EXTRACTED DATA:
>>>

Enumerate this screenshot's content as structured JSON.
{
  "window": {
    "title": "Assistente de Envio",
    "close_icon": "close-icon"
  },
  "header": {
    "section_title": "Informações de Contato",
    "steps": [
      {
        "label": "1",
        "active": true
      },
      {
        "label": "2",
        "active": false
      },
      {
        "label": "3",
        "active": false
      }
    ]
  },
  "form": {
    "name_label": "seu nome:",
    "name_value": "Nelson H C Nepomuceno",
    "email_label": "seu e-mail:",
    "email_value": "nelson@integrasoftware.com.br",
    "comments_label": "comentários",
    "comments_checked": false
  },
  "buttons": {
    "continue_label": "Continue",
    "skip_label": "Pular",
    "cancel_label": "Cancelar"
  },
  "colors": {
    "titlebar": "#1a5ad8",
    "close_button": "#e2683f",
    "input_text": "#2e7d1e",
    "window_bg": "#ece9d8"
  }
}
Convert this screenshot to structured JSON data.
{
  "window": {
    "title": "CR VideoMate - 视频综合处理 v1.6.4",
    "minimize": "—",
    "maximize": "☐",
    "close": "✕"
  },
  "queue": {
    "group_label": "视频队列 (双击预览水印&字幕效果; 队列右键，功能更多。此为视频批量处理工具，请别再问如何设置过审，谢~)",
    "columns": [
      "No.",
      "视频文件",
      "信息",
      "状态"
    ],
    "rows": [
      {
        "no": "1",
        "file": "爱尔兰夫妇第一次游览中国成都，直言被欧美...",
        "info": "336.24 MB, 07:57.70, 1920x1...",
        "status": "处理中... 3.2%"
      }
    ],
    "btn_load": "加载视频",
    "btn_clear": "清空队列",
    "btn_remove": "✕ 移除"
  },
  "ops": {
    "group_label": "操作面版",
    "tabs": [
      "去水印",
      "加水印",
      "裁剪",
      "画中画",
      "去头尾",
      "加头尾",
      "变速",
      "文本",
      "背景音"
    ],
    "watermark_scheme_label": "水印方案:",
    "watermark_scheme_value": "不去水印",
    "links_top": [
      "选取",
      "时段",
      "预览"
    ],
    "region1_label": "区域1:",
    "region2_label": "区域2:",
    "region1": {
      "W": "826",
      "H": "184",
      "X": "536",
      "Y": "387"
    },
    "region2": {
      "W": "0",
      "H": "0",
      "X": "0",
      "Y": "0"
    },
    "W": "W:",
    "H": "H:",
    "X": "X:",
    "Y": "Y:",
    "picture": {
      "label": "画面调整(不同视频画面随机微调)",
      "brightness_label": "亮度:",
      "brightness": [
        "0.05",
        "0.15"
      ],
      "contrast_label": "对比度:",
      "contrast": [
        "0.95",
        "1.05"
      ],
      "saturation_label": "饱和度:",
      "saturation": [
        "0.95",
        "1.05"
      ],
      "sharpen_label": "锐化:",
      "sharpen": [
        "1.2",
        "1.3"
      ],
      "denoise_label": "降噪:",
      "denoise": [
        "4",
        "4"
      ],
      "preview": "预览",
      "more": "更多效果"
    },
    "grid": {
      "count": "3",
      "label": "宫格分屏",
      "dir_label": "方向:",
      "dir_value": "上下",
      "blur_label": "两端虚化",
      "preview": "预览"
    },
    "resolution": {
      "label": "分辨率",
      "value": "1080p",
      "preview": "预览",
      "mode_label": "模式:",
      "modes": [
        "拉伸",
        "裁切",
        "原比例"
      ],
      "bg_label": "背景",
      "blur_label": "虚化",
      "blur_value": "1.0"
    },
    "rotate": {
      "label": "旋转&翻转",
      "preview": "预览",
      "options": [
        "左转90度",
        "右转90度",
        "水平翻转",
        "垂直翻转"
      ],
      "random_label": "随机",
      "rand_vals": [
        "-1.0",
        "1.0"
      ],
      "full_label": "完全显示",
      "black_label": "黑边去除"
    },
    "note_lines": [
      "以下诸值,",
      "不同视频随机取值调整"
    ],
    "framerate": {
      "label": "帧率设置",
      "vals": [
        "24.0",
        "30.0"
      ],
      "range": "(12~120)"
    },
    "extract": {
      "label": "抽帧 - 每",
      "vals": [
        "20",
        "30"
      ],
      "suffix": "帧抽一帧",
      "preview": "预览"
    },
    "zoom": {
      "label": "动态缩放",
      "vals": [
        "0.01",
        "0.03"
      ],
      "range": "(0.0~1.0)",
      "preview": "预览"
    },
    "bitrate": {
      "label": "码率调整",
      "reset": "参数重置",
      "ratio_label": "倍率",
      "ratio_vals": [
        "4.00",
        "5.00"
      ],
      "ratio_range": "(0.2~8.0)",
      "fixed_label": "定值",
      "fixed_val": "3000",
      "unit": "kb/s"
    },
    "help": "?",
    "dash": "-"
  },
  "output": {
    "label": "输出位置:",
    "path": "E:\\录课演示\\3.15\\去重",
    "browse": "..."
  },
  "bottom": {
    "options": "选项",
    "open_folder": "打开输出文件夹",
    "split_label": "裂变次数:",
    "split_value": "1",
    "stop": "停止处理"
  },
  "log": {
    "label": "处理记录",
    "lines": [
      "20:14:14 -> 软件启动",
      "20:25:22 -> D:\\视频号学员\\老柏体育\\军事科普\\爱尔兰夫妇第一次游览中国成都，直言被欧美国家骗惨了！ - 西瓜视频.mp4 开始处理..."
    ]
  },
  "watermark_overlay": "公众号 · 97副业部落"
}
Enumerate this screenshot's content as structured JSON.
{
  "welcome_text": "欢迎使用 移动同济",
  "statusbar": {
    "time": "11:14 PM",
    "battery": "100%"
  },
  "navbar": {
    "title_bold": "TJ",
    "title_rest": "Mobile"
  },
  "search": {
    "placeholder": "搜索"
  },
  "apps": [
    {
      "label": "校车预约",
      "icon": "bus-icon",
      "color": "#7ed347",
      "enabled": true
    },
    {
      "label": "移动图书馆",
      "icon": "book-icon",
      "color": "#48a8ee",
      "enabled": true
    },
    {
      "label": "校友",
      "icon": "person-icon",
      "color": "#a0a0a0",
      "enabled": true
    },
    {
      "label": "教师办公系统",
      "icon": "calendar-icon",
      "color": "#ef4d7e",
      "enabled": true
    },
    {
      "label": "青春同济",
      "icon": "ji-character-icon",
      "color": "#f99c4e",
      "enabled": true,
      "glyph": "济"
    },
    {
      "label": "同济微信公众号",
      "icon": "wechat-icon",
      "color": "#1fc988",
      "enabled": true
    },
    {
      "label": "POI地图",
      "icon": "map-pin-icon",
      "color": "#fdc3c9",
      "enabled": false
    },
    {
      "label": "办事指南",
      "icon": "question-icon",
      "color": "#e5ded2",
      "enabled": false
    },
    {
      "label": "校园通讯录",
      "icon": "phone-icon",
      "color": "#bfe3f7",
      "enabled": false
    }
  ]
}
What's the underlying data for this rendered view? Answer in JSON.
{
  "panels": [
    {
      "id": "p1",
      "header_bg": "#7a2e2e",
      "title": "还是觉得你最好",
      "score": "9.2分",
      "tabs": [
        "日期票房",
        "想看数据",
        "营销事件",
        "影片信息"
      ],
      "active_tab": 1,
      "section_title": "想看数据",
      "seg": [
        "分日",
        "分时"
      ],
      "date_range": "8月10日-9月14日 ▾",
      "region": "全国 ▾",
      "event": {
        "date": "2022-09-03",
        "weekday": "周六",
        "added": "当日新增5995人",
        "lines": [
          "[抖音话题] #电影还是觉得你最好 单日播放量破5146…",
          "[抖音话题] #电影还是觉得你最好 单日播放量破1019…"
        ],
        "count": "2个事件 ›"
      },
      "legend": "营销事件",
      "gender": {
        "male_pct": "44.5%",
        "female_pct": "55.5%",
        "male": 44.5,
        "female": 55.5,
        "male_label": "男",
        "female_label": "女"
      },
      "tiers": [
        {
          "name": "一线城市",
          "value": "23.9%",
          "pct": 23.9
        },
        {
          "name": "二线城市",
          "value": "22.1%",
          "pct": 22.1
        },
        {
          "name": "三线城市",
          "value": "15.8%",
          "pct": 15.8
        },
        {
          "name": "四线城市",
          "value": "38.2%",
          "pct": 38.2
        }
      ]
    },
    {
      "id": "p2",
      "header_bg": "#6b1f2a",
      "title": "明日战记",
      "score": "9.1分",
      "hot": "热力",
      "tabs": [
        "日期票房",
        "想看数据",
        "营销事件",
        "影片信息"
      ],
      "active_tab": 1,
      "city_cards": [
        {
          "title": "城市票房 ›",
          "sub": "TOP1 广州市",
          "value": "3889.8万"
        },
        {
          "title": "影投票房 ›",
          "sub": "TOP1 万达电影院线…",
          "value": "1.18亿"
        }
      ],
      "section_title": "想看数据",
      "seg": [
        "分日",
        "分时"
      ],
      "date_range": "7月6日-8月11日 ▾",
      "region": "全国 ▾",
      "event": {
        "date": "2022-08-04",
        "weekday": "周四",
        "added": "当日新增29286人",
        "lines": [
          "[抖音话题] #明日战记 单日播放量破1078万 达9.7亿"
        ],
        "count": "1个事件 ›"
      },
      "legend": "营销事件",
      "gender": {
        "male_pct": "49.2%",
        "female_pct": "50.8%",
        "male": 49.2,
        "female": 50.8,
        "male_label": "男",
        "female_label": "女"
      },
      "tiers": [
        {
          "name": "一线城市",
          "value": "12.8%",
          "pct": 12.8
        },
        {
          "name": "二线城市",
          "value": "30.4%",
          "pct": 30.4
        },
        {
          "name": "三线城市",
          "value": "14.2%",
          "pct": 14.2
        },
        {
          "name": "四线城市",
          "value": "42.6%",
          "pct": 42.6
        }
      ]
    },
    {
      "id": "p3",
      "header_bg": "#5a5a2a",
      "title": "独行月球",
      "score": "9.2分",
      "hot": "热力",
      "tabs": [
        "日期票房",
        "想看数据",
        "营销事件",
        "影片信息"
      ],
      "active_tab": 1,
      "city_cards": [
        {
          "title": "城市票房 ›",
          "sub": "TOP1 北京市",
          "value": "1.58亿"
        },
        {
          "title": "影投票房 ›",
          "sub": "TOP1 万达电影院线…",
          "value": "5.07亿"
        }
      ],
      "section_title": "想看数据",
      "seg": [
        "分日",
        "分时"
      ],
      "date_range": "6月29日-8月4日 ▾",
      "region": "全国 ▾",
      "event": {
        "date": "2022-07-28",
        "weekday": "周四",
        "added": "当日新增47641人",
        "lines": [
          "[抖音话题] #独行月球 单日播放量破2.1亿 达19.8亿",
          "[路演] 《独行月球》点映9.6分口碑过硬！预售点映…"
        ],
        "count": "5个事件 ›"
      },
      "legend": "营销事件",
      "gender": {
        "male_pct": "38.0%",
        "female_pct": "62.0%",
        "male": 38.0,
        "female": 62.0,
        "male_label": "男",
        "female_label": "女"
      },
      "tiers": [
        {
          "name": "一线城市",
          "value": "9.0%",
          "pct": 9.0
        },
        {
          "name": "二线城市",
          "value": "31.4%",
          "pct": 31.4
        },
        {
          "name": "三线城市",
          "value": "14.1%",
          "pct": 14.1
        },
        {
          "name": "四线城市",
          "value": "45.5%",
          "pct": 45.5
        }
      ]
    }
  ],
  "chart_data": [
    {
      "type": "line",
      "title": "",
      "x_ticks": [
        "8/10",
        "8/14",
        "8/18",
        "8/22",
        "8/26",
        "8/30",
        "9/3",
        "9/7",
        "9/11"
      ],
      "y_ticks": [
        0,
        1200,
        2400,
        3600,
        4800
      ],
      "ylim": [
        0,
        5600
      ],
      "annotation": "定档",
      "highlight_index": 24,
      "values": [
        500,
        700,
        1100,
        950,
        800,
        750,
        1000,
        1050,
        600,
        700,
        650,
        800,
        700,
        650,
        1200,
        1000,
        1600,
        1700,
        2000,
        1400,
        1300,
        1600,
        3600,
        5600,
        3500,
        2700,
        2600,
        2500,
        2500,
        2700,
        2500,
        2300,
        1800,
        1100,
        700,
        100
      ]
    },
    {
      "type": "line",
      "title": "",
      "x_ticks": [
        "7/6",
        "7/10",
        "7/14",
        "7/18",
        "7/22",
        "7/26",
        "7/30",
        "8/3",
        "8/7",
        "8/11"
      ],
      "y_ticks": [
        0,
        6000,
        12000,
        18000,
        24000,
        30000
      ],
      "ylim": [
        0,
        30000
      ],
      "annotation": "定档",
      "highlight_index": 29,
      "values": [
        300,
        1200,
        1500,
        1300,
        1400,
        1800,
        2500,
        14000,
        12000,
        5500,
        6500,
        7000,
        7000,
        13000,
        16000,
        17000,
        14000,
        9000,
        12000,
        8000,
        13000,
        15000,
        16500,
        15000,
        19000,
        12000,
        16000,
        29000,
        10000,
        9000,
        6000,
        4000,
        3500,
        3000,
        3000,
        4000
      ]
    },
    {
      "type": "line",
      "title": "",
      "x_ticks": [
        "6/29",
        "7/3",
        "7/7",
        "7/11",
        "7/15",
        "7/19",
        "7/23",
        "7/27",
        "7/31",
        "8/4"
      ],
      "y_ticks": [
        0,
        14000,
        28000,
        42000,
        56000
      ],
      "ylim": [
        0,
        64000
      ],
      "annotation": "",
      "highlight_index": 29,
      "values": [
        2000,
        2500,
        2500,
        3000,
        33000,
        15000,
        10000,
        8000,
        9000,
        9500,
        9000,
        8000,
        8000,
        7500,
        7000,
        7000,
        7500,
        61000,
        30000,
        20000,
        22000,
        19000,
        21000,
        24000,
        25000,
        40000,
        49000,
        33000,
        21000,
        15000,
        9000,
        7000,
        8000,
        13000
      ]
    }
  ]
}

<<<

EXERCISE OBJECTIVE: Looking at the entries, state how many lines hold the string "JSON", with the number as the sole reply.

OUTPUT FOR THIS EXERCISE: 4